Ask Janice How many calories should I eat? And why do I want to know?

Ask Janice How many calories should I eat? And why do I want to know?

Getting to know how your body works is going to get you closer to being in control of your body and becoming better friends with it, which I think is a real good idea since you are going to be together for as long as you are both around. You would not want to live with someone you did not like or care for so why not think of your body as your partner?

If you are going to work on the way you eat so you feel better and are healthier, then you need to learn how to eat healthy for the rest of your life.   A good place to start your education is getting an idea of what your caloric needs are to maintain, lose or gain weight.  A method called The Harris-Benedict Equation is an excellent formula used to estimate the daily calorie requirements using basal metabolic rate (BMR) and life style.  BMR simply put is how many calories you would burn if you stayed in bed all day. After you go through the equation the resulting number is the recommended daily caloric intake to maintain your current weight.  This equation is not perfect, but it is widely accepted and used by many fitness experts.  The Harris-Benedict formula provides you with a tool that may assist you to control your weight or lose weight by maintaining or reducing your daily caloric intake to a number that is lower than the end result of the equation.

The real idea is getting to know more about “you” and having a better sense of how to take care of yourself. One thing you might already know, the more muscle tissue you have the higher your BMR which results in a higher number at the end of the equation, which then results in a higher caloric demand to maintain your body weight. That means the more muscles you have versus fat, the more you get to eat. It’s all about metabolism not necessarily aging.

I want you to think of your body as if it’s an engine similar to a Ferrari, a well tuned fine machine (you pick the color; I say red what the heck)? The higher and hotter you rev the more gasoline you need and the better-quality of fuel you will demand and desire. That means as you exercise and eat better your body will transform from a clunker to a leaner meaner machine. Your whole mentality changes because your body and your mind are one and they want to work together.  It all starts with some knowledge and desire.

Determine Your Daily Caloric Daily Needs

Step 1 - Calculating BMR

BMR calculation for men BMR = 66 + ( 6.23 x weight in pounds ) + ( 12.7 x height in inches ) - ( 6.76 x age in years )
BMR calculation for women BMR = 655 + ( 4.35 x weight in pounds ) + ( 4.7 x height in inches ) - ( 4.7 x age in years )

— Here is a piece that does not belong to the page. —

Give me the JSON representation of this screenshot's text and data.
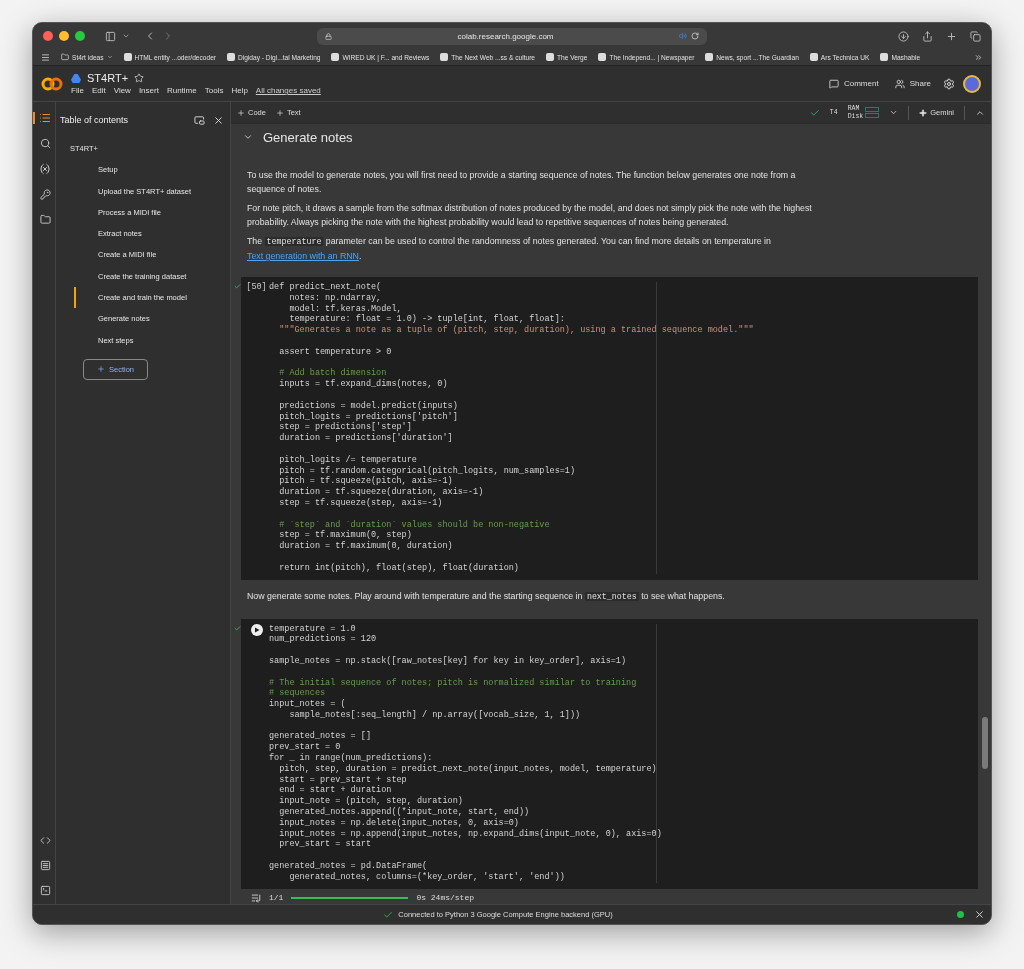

Step 2 - Applying the Harris-Benedict Principle

Little to no exercise Daily calories needed= BMR x 1.2
Light exercise (1-3 days per week) Daily calories needed= BMR x 1.375
Moderate exercise (3-5 days per week) Daily calories needed= BMR x 1.55
Heavy exercise (6-7 days per week) Daily calories needed= BMR x 1.725
Very heavy exercise (twice per day, extra heavy workouts) Daily calories needed= BMR x 1.9

Step 3 – What to do with this number

The number that you now have will tell you your calorie needs for weight maintenance.

In step 3 you will adjust this number up or down, depending on your weight loss or gain goals.

  • For weight loss, subtract 500 calories per day from your number in step 2
  • For weight maintenance, do nothing; just use the number from step2.
  • For weight gain, add 250 to 300 calories per day to your number from step 2.

How do I know what I am eating?

Here is couple resources on-line to get you started. I suggest keeping a journal so you can track your caloric intake. This will become an easier task because you will find out that you generally only eat about 20 to 30 different items. Learning more about your choices is another important part of the education.

www.thecaloriecounter.com

www.calorielab.com this one also has calorie burned